For anyone keeping track, the federal deficit for the fiscal year we are currently in is on track to come close to $1 trillion for the year.
This is a shocking, sad, and frankly pathetic reality, and absolutely no one is even bothering to pretend to take it seriously.
President Donald Trump, for instance, signed a $1.3 trillion spending package in March of last year. Upon signing it, he cited a concern for programs that he considered a “waste of money,” and boldly stated that he would “never sign another bill like this again.” Trillion-dollar deficits and out of control spending growth is not only another bill like that, but it is worse.
The Republicans in Congress should be even more ashamed of themselves. The Republican Party platform, passed in 2016, contains a savage condemnation of Barack Obama’s management of the national debt.
Talk was even tougher when it was campaign time, particularly in years like 2010 and 2014. Back then, you heard the channeled rage of irate politicians projecting their playacted disgust with spending and debt amid promises to do something about it.
And the promises worked. In 2010 the Republicans gained a historic 63 seats in the U.S. House of Representatives and 6 seats in the U.S. Senate. In 2014, the Republicans gained 13 more House seats, and an incredible 9 seats in the Senate, allowing them to finally take over both chambers.
So what did they do after getting elected, having promised to lead the fight against spending and debt? They spent more money, and incurred more debt.
You can make whatever excuses you want. You can say that they had a Democratic president for much of that time. They didn’t always have the Senate. The fact is that the Republicans — at least at the federal level — have proven time and again that while they are marginally better than Democrats, they are simply not credible on debt, deficits and spending.
And make no mistake, this is a spending problem. You can complain all you want about the supposed impact of the tax reform law if you want, but that can’t change the fact that we are going to collect significantly more money this year than last year, and collected more last year than the year prior. We have plenty of revenue.
Indeed, during the Obama budgets revenues increased by roughly $1.16 trillion, or about $145 billion per year.
The projections for this year show increased revenue of about $110 billion over the prior year. Maybe you (wrongly) think that it would have grown by $200 billion or even $300 billion if the tax cut had never happened.
That still doesn’t account for $320 billion in new spending, or the nearly $1 trillion deficit. If taxes had stayed the same, you wouldn’t even have come close to having the money you need to pay your bills.
Which brings us all the way back to the point. Washington doesn’t just have a spending problem, it has a spending crisis. The president isn’t taking it seriously, the Republicans in Congress aren’t taking it seriously, and the party that proposes $32 trillion spending binges on “Medicare for all” as well as free college, debt cancellation and every spending project imaginable is so far divorced from reality that they don’t even know there is an “it” to take seriously in the first place.
So what is a responsible, reasonable, concerned person left to do but wait for the coming fiscal reckoning, whenever it may arrive?
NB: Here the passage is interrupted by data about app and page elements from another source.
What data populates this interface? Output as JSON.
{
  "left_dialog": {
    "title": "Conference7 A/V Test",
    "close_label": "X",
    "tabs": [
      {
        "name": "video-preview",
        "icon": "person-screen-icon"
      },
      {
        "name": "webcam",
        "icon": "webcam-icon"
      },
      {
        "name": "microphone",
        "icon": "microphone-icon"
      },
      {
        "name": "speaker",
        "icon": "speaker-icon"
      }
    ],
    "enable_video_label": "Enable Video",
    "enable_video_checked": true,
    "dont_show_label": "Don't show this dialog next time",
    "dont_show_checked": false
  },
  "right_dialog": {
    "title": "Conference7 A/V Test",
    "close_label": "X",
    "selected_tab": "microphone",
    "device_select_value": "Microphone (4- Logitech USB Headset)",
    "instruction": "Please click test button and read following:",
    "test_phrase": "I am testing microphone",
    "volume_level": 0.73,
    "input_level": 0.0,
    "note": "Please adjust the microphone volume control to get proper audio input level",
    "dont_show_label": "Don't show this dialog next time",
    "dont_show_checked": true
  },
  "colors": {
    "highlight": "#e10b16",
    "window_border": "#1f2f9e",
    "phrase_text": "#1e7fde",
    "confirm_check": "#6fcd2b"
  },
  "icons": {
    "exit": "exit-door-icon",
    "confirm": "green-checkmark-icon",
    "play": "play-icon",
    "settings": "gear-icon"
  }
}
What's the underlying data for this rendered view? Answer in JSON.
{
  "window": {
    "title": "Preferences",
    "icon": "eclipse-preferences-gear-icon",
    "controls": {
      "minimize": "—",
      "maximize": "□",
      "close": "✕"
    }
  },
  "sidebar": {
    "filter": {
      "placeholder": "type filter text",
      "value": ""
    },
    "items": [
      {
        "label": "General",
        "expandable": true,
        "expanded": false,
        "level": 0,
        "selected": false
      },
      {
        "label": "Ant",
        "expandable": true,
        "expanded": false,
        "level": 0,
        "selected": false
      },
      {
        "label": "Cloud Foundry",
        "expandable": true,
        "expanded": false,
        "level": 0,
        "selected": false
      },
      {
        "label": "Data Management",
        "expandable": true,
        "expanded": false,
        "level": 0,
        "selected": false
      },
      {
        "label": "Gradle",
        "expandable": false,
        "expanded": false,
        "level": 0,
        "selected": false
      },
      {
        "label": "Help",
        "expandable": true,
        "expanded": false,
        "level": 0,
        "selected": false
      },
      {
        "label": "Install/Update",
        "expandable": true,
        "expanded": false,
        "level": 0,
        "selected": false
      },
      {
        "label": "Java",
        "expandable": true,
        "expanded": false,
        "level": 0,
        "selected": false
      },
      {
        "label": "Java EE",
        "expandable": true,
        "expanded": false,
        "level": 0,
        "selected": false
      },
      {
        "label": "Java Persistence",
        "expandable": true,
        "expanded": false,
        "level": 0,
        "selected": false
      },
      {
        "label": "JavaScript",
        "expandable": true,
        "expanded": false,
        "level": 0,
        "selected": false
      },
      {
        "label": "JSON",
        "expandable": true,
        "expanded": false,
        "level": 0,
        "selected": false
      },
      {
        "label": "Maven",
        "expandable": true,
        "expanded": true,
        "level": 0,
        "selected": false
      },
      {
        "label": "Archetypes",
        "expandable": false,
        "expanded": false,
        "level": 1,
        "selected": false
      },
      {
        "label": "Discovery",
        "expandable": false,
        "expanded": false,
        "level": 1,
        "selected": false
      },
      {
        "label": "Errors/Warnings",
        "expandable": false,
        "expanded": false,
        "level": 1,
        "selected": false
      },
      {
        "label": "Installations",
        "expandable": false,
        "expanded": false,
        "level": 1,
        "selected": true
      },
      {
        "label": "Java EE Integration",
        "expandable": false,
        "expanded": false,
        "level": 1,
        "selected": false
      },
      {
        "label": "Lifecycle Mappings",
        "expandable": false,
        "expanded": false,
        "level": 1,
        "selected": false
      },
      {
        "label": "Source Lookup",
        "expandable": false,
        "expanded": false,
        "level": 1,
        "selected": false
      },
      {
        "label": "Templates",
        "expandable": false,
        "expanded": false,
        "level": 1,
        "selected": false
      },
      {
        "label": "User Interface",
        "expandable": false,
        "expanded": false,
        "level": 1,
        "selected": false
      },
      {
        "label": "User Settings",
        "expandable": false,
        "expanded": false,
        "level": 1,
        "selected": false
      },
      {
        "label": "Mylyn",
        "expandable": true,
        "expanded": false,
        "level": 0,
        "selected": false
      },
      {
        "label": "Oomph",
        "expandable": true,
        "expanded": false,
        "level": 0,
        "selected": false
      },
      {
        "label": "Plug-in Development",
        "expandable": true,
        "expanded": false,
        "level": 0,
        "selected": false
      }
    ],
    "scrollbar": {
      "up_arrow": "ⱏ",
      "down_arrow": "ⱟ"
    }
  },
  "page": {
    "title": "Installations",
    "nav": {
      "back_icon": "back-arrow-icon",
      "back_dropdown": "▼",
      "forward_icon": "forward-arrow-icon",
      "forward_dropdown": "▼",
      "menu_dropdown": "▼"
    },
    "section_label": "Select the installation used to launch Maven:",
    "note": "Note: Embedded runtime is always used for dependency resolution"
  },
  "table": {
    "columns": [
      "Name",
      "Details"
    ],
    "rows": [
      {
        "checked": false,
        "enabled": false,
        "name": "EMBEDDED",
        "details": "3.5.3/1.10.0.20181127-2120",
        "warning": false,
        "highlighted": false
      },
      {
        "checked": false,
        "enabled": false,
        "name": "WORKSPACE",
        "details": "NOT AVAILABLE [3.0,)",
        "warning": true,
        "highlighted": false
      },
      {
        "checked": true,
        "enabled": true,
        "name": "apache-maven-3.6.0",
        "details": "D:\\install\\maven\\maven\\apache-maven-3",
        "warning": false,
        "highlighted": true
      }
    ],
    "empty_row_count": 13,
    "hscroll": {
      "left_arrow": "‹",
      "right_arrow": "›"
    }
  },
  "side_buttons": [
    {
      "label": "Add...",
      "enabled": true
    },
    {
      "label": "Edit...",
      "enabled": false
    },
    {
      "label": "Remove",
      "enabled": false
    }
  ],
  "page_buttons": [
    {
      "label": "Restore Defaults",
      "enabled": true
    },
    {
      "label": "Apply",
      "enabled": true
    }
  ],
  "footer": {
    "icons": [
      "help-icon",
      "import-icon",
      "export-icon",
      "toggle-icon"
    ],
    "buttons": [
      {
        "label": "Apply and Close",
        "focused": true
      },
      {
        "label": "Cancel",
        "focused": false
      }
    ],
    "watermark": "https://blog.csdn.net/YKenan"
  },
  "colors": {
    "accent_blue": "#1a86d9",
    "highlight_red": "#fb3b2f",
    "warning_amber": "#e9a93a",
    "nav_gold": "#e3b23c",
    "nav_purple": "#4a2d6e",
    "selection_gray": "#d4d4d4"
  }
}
Matthew Gagnon of Yarmouth is the chief executive officer of the Maine Heritage Policy Center, a free market policy think tank based in Portland. A Hampden native, he previously served as a senior strategist for the Republican Governors Association in Washington, D.C.